Panama officially the Republic of Panama, is known as the "Crossroads of the Americas" due to its privileged position between North and South America. It has the second largest economy in Central America and is also the fastest growing economy and largest per capita consumer in Central America. The ease of travel and wide array of experiences make Panama one of the most attractive emerging tourism destinations in the world. In just one week, visitors can enjoy two different oceans, experience the mountains and rainforest, learn about native cultures and take advantage of vibrant urban life. It's significant capital, Panama City, is a modern, sophisticated metropolis that resembles Miami and has established commerce, arts, fashion and dining.

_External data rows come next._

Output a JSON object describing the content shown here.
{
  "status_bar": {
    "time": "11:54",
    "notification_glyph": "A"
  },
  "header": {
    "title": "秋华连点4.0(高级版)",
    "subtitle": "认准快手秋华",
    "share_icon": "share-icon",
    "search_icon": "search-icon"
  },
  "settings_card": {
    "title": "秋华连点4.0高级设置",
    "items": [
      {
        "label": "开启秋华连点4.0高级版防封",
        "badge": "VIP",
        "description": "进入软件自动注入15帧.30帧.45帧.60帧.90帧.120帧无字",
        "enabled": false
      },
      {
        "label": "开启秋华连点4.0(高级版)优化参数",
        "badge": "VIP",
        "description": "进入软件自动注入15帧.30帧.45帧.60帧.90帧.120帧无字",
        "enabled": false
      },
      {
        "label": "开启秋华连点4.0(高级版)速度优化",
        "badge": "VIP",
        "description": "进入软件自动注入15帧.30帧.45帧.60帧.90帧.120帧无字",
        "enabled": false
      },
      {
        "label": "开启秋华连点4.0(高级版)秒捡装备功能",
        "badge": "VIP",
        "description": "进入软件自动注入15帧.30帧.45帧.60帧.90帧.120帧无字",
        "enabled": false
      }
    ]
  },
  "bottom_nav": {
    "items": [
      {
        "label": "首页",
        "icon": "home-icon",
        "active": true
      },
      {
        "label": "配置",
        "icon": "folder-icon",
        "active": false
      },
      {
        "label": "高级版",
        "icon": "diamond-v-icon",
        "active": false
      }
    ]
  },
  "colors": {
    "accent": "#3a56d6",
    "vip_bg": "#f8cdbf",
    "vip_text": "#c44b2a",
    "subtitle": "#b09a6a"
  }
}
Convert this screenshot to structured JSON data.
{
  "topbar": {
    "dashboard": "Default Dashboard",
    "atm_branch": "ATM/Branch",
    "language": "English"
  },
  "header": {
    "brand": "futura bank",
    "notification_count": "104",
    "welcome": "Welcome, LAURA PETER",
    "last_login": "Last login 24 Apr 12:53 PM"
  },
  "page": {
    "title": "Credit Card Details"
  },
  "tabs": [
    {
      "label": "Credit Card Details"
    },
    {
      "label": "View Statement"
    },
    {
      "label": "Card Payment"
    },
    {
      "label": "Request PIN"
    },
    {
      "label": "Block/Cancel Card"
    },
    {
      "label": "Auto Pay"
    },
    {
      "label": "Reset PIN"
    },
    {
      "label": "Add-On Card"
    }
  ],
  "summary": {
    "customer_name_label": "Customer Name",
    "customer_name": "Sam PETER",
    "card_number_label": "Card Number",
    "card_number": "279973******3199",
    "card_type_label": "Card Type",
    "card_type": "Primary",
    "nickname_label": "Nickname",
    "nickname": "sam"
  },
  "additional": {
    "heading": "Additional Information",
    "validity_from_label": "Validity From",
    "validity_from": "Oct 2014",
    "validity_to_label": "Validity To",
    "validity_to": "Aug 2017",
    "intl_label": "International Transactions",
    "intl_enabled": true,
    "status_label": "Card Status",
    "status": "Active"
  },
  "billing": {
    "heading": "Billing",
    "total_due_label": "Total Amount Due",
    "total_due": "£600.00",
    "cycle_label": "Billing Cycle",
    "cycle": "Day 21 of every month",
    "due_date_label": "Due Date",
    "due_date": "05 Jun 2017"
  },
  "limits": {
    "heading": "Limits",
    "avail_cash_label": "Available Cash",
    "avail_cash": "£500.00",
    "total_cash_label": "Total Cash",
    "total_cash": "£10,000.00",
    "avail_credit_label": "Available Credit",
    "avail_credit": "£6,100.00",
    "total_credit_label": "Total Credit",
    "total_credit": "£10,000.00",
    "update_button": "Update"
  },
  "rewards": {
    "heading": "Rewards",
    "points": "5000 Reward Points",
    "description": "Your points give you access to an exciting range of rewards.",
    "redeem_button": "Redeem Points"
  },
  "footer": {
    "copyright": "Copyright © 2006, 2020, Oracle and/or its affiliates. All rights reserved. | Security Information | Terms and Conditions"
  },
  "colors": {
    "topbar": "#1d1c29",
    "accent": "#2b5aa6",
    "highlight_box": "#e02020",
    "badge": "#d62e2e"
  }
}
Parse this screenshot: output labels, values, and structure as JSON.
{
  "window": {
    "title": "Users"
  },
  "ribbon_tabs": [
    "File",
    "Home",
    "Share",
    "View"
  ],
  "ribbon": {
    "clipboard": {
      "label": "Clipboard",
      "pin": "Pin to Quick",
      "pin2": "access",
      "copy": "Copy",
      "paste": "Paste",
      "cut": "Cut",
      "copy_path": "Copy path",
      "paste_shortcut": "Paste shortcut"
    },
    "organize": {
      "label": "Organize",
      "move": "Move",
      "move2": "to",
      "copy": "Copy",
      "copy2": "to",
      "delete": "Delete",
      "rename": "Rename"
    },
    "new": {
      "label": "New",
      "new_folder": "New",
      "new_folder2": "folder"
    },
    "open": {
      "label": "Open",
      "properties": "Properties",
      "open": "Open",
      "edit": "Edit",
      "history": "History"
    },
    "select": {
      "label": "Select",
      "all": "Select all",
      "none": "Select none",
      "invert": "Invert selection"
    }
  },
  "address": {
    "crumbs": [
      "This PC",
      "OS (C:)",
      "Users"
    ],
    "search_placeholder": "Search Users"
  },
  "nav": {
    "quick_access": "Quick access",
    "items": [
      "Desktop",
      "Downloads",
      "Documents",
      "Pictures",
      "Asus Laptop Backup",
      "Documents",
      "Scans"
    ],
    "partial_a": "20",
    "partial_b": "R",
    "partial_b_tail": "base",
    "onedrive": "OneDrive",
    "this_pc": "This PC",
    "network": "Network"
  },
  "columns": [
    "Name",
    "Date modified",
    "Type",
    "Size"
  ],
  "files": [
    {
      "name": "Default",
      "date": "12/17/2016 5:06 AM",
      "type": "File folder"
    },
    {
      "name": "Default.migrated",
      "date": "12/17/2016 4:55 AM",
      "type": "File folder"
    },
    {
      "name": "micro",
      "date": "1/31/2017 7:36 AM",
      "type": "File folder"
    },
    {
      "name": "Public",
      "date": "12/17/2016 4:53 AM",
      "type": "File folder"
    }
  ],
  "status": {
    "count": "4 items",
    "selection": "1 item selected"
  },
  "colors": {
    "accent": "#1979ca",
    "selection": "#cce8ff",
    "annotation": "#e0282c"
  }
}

Puerto Limón, commonly known as Limón (Spanish for "lemon"), is the capital city and main hub of Limón province, as well as of the cantón (county) of Limón in Costa Rica. It is the sixth-largest city in Costa Rica, with a population of over 55,000 (including surrounding towns), and is home of a multicultural community. Part of the community traces its roots to Italian, Jamaican and Chinese laborers who worked on a late nineteenth-century railroad project that connected San José to Puerto Limón. Until 1948, the Costa Rican government did not recognize Afro-Caribbean people as citizens and restricted their movement outside Limón province. As a result of this "travel ban", this Afro-Caribbean population became firmly established in the region, which influenced the decision to not move even after it was legally permitted. Nowadays, there is an important outflow of Limón natives who move to the country's Central Valley in search for better employment and education. The Afro-Caribbean community speaks Spanish and Limonese Creole, a creole of English.